RELEASED: November 1993
AVAILABLE ON: GBA, SNES
Disney's 31st animated feature film Aladdin is one of the Walt Disney Company's proudest creations. It's one of the most definitive films of the Disney Renaissance era, and although essentially it's a love story as most of Disney's animated features are, it's also a dashing adventure that was bound to spawn a video game. It did, a couple of different ones. Virgin Interactive made a game for the Sega Genesis and home computers. This game was later ported to the Nintendo Entertainment System, and finally the Game Boy. Just weeks after the release of the Sega game, Capcom's Shinji Mikami presented his version of Aladdin, originally exclusive to the SNES. This game was so critically and commercially successful that it was unofficially ported to all the platforms that already had Virgin's game in their libraries. Yes, it is that good.
It's like a wish come true
|I smell something a bit more kinky.|
Aladdin is one of my favourite Disney films. It has all the potential of being annoying, but even Robin Williams (an actor I absolutely despise) rocks in that flick as the genie with the worst case of AD/HD ever seen. It's very balanced, it doesn't bathe in the drama like Disney love stories usually do - it's also an exciting action/adventure movie, with a lot more comedy to it than what the character of the genie alone provides. To this day, it remains the only Disney animated feature that has a tolerable sequel outside of the Classic Series, in Return of Jafar (I actually saw it before I saw Aladdin). Since I like the movie so much and the SNES video game is incredibly faithful to it, to avoid a veil cast by the beloved theme, I tried not to think about it so much and attempted to look at Aladdin from the pure standpoint of a gamer. It's still freakin' fantastic - to be perfectly frank, it's the best Disney platformer there is.
|Escaping the Cave of Wonders is NOT easy.|
This game has just a few flaws which are worth mentioning. At its worst, it's one of those hectic platformers in which you must move all the time, but you must also engage in some trial and error, because you simply cannot see what lies ahead, beyond or below. Some enemies have just one extremely precise weak point you can jump on; even if you're sure to have nailed your jump, the game might not detect it and you're damaged instead of the enemy. Jafar's first form is like that; you don't need to do more than place one of Aladdin's toes just slightly to the side of his turban, and you're fucked. Remember: aim to the absolute middle, plus/minus zero! Finally, the "trial and error" bit is at its absolute worst in the first magic carpet level. One, the whole level is a one-hit kill. Two, you have waves of lava on your ass the whole time. Three, you can see ahead by about half an inch. Four, the tempo's FAST. Five, there are rocks falling from the ceiling to go with the lava. And finally: six, you guessed it, it's a tunnel with sharp ascents and descents. Imagine this sinister six together, and you don't have yourself a really challenging level, you have a mostly luck-based level that's pure shit - the noxious brown stain on this diamond. These kind of levels simply don't work in 2D since you have about half a second's warning of an obstacle ahead, especially if the level's based on one-hit kills. Hell, they don't always work in 3D, either... hey, Mikami, weren't you responsible for that jetski sequence in Resident Evil 4, too?

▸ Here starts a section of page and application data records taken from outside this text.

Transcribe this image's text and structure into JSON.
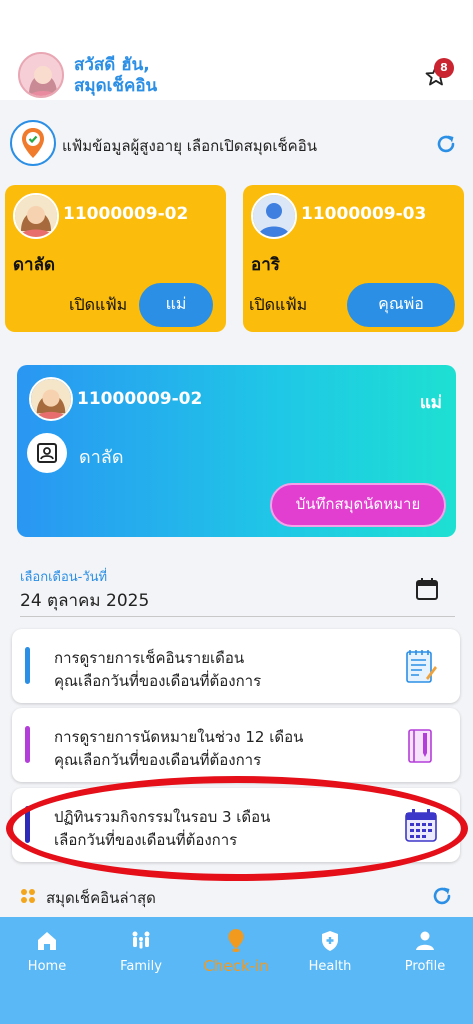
{
  "header": {
    "greeting_line1": "สวัสดี ฮัน,",
    "greeting_line2": "สมุดเช็คอิน",
    "notification_count": "8",
    "avatar_icon": "female-avatar"
  },
  "elderly_section": {
    "title": "แฟ้มข้อมูลผู้สูงอายุ เลือกเปิดสมุดเช็คอิน",
    "location_icon": "location-check-icon",
    "refresh_icon": "refresh-icon"
  },
  "cards": [
    {
      "id": "11000009-02",
      "name": "ดาลัด",
      "open_label": "เปิดแฟ้ม",
      "role": "แม่",
      "avatar": "female-avatar"
    },
    {
      "id": "11000009-03",
      "name": "อาริ",
      "open_label": "เปิดแฟ้ม",
      "role": "คุณพ่อ",
      "avatar": "default-user-avatar"
    }
  ],
  "selected": {
    "id": "11000009-02",
    "role": "แม่",
    "name": "ดาลัด",
    "appointment_button": "บันทึกสมุดนัดหมาย"
  },
  "date": {
    "label": "เลือกเดือน-วันที่",
    "value": "24 ตุลาคม 2025",
    "icon": "calendar-icon"
  },
  "menu_items": [
    {
      "line1": "การดูรายการเช็คอินรายเดือน",
      "line2": "คุณเลือกวันที่ของเดือนที่ต้องการ",
      "bar_color": "#2b8fe6",
      "icon": "checklist-icon"
    },
    {
      "line1": "การดูรายการนัดหมายในช่วง 12 เดือน",
      "line2": "คุณเลือกวันที่ของเดือนที่ต้องการ",
      "bar_color": "#b43ed9",
      "icon": "notebook-icon"
    },
    {
      "line1": "ปฏิทินรวมกิจกรรมในรอบ 3 เดือน",
      "line2": "เลือกวันที่ของเดือนที่ต้องการ",
      "bar_color": "#2d2bb8",
      "icon": "calendar-grid-icon"
    }
  ],
  "latest": {
    "title": "สมุดเช็คอินล่าสุด",
    "icon": "dots-grid-icon"
  },
  "nav": {
    "items": [
      {
        "label": "Home",
        "icon": "home-icon"
      },
      {
        "label": "Family",
        "icon": "family-icon"
      },
      {
        "label": "Check-in",
        "icon": "checkin-pin-icon"
      },
      {
        "label": "Health",
        "icon": "health-shield-icon"
      },
      {
        "label": "Profile",
        "icon": "profile-icon"
      }
    ],
    "active": "Check-in"
  },
  "colors": {
    "accent": "#2b8fe6",
    "card_yellow": "#fbbc0b",
    "appointment_pink": "#e23fd0",
    "nav_bg": "#5ab8f6",
    "nav_active": "#f29a1e",
    "annotation_red": "#e40f18"
  }
}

|The genie's magical dominion is one deliciously |
f'd up place.
|Break time! I dare you to hit something other |
than the star!
|Time to come out swingin'.|

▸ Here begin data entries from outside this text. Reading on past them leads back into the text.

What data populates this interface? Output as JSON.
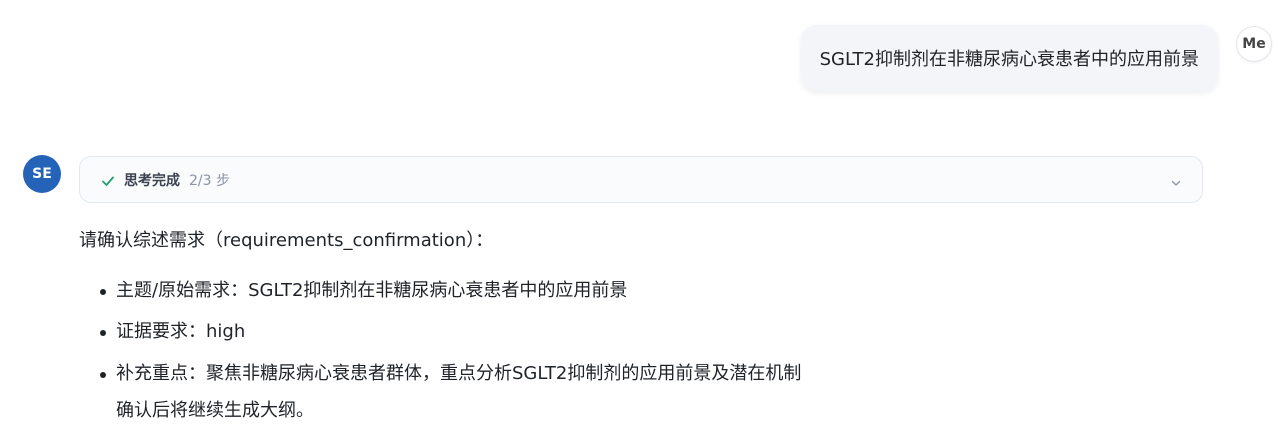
{
  "user": {
    "avatar_label": "Me",
    "message": "SGLT2抑制剂在非糖尿病心衰患者中的应用前景"
  },
  "assistant": {
    "avatar_label": "SE",
    "thinking": {
      "status_icon": "check-icon",
      "title": "思考完成",
      "steps": "2/3 步",
      "toggle_icon": "chevron-down-icon",
      "accent_color": "#22a06b"
    },
    "answer": {
      "intro": "请确认综述需求（requirements_confirmation）：",
      "items": [
        "主题/原始需求：SGLT2抑制剂在非糖尿病心衰患者中的应用前景",
        "证据要求：high",
        "补充重点：聚焦非糖尿病心衰患者群体，重点分析SGLT2抑制剂的应用前景及潜在机制"
      ],
      "footer": "确认后将继续生成大纲。"
    }
  },
  "colors": {
    "bot_avatar": "#2563b8",
    "user_bubble": "#f3f5f8"
  }
}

Aladdin is definitely a diamond in the rough, and it at least should've paved the way for a whole new era of Disney games, as well as movie licenses. It is not only the best Disney platformer there is, but an extremely good game which I gladly recommend to each and every SNES enthusiast, be they Disney fans or not.
GRAPHICS : 9.6
SOUND : 7.0
PLAYABILITY : 9.2
LIFESPAN : 8.2
CONCLUSION : 9.0
a.k.a. Disney's Aladdin
GameRankings: 65.17% (GBA), 78.38% (SNES)
Capcom's second and last game based on a full-length animated feature by Disney.
Virgin Interactive was originally rumoured to handle all versions and ports of the Aladdin license, but at the time of the SNES game's development, Capcom held the sole licensing rights to Nintendo games based on Disney's intellectual property.